GUADALAJARA, Mexico — Colombia’s Fidelio Films has had a week to remember at this year’s Guadalajara Intl. Film Festival (FICG) as its full slate of TV and film projects has impressed in a number of sections.
The company’s feature film “The Life and Death of Espíritu Perdomo” won the “El Taller” post-production prize and the Cinema226 development, co-production, production and promotion prizes at the Co-production Meeting for feature films, its series “Tenebris” is pitching at the first-ever FICG TV Pitchbox, and its shopping the first season of another series, “Tiburon Island,” which won the Mexican Film Institute (Imcine) development grant for television series last year and received a TV Pitchbox special mention.
“Tenebris” was created by David Figueroa García and Mauricio Leiva Cock, and is produced by Mauro Mueller and Juan Diego Villegas from Fidelio Films. The show’s eight hour-long episodes will be directed by Ed Sánchez.
Figueroa García recently lead-wrote an as-yet unannounced series in Mexico, and Leiva Cock was the head writer on “Frontera Verde from Ciro Guerra (“Birds of Passage”). Both have written episodes for “Tijuana” (Story House/Netflix) and “Falco” (Dynamo/Amazon Prime). Leiva Cock was also recently nominated, along with Cristian Conti, Javier Gullón and Javier Fuentes-León, for best telenovela or TV series script at the Premios India Catalina de la Industria Audiovisual for his work on the Dynamo series “WildDistrict.”
In the series, Gabriel Hoffman, a washed-up paranormal TV show host and medium, receives a request from Maria, a woman convinced her daughter is possessed. Gabriel arrives just as things slip completely into chaos, and the girls of the town begin falling ill. After a haunting dream of his own, Gabriel realizes that dark forces are at work, and is rotting the girls from the inside out.
While horror films have long found success at the box office, they’ve not always fares so well on TV. But producer Mauro Mueller is confident that will change.
“Horror stories are part of Latin America’s folklore. Superstition and magical thinking still permeates our daily life. Therefore, we believe it is inevitable that series begin to delve into the genre,” he told Variety, ahead of the pitch.
And, although it’s early days, the team has long-term plans for the series.
“The first season serves as a springboard for Gabriel, our protagonist, to regain the confidence in his own abilities,” Mueller explained. “Going forward, each season will explore different paranormal cases that put Gabriel and Clara at odds with their beliefs and drive them deeper into darkness.”

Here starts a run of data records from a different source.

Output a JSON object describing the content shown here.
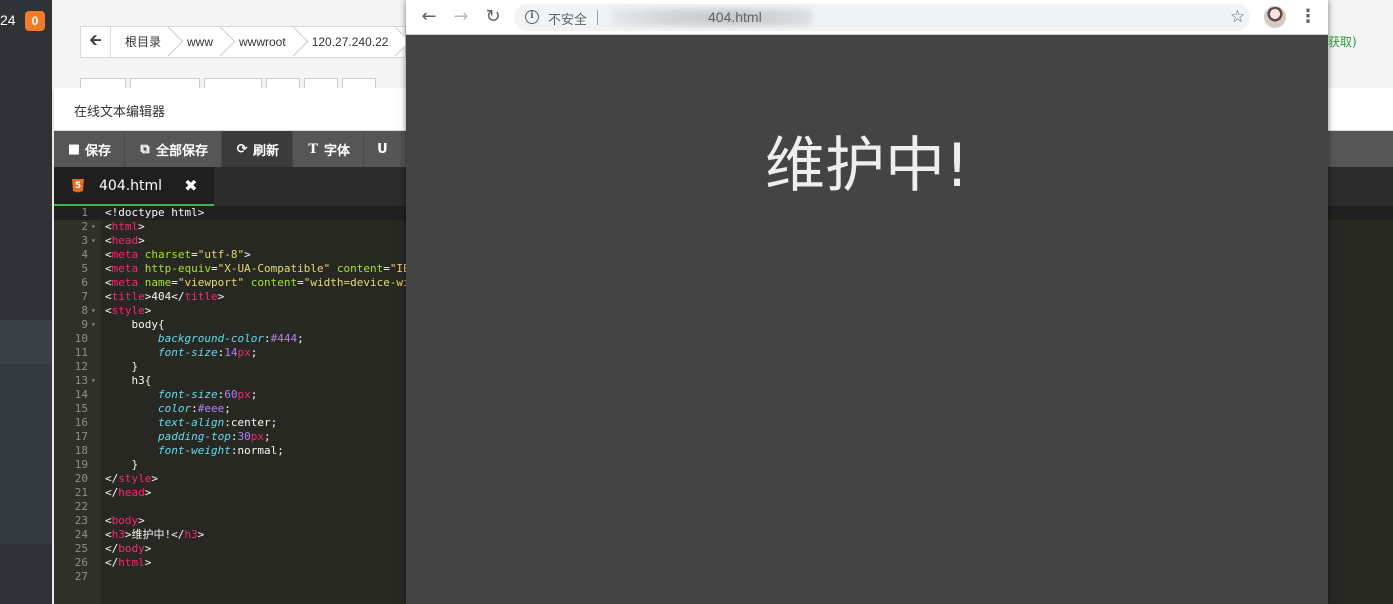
{
  "sidebar": {
    "number": "24",
    "badge": "0"
  },
  "file_manager": {
    "breadcrumbs": [
      "根目录",
      "www",
      "wwwroot",
      "120.27.240.22"
    ],
    "right_text": "获取)"
  },
  "editor": {
    "title": "在线文本编辑器",
    "toolbar": [
      {
        "label": "保存",
        "icon": "save-icon"
      },
      {
        "label": "全部保存",
        "icon": "save-all-icon"
      },
      {
        "label": "刷新",
        "icon": "refresh-icon"
      },
      {
        "label": "字体",
        "icon": "font-icon"
      },
      {
        "label": "U",
        "icon": "underline-icon"
      }
    ],
    "active_toolbar_index": 2,
    "tab": {
      "name": "404.html",
      "icon": "html5-file-icon"
    },
    "code_lines": [
      "<!doctype html>",
      "<html>",
      "<head>",
      "<meta charset=\"utf-8\">",
      "<meta http-equiv=\"X-UA-Compatible\" content=\"IE",
      "<meta name=\"viewport\" content=\"width=device-wi",
      "<title>404</title>",
      "<style>",
      "    body{",
      "        background-color:#444;",
      "        font-size:14px;",
      "    }",
      "    h3{",
      "        font-size:60px;",
      "        color:#eee;",
      "        text-align:center;",
      "        padding-top:30px;",
      "        font-weight:normal;",
      "    }",
      "</style>",
      "</head>",
      "",
      "<body>",
      "<h3>维护中!</h3>",
      "</body>",
      "</html>",
      ""
    ],
    "fold_lines": [
      2,
      3,
      8,
      9,
      13
    ]
  },
  "browser": {
    "security_label": "不安全",
    "url_path": "404.html",
    "page_heading": "维护中!",
    "page_background": "#444444",
    "heading_color": "#eeeeee"
  }
}
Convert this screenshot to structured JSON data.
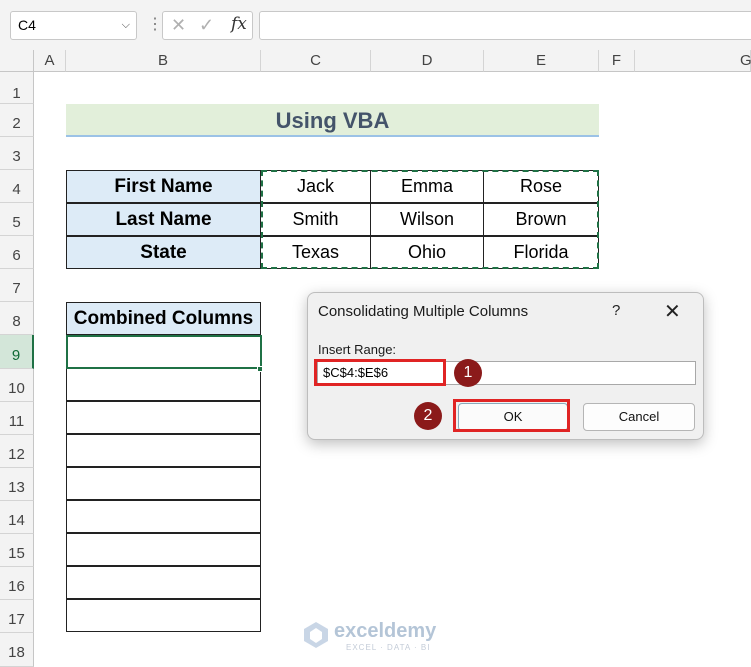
{
  "formula_bar": {
    "name_box": "C4",
    "cancel_glyph": "✕",
    "enter_glyph": "✓",
    "fx_label": "fx",
    "formula": ""
  },
  "columns": [
    "A",
    "B",
    "C",
    "D",
    "E",
    "F",
    "G"
  ],
  "rows": [
    "1",
    "2",
    "3",
    "4",
    "5",
    "6",
    "7",
    "8",
    "9",
    "10",
    "11",
    "12",
    "13",
    "14",
    "15",
    "16",
    "17",
    "18"
  ],
  "sheet": {
    "title": "Using VBA",
    "table": [
      {
        "header": "First Name",
        "values": [
          "Jack",
          "Emma",
          "Rose"
        ]
      },
      {
        "header": "Last Name",
        "values": [
          "Smith",
          "Wilson",
          "Brown"
        ]
      },
      {
        "header": "State",
        "values": [
          "Texas",
          "Ohio",
          "Florida"
        ]
      }
    ],
    "combined_header": "Combined Columns"
  },
  "dialog": {
    "title": "Consolidating Multiple Columns",
    "help": "?",
    "close": "✕",
    "label": "Insert Range:",
    "range_value": "$C$4:$E$6",
    "ok_label": "OK",
    "cancel_label": "Cancel",
    "step1": "1",
    "step2": "2"
  },
  "watermark": {
    "name": "exceldemy",
    "tagline": "EXCEL · DATA · BI"
  },
  "colors": {
    "accent_green": "#1f7145",
    "highlight_red": "#e02424",
    "step_badge": "#8b1a1a",
    "header_fill": "#ddebf7",
    "title_fill": "#e2efda"
  }
}
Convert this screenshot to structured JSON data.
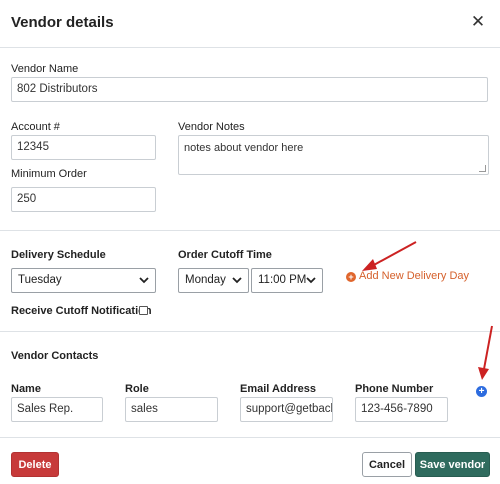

In “Tiburon Island,” Nadia, a half-Comcaac half-American woman, sets out on a journey to return to Tiburon Island, the native territory of the Comcaac nation where she was born. There she will attempt to unravel the mystery surrounding her mother’s homicide, all the while conflicting with a tribe that no longer accepts her.
The series is an original idea from Claudia González-Rubio, co-created and developed with Mueller.
“We believe [the series] is very timely in Mexico considering it is set in an indigenous community and features an indigenous protagonist. We intend for the show to create a mexafuturismo (or the indigenous futurism of Latin America), finding new narratives in which these characters that we previously saw as oppressed victims today break stereotypes,” said Mueller of the show.
“The Life and Death of Espíritu Perdomo” is director Mauricio Leiva Cock’s sophomore feature following “The Night of the Beast” – about two heavy metal kids who have tickets to the first ever Iron Maiden in Bogota, which is currently in post-production at Fidelio.
In the film, a homeless gravedigger creates a joyful society inside the cemetery where he works as a means of escaping the war-ravaged world outside the graveyard walls.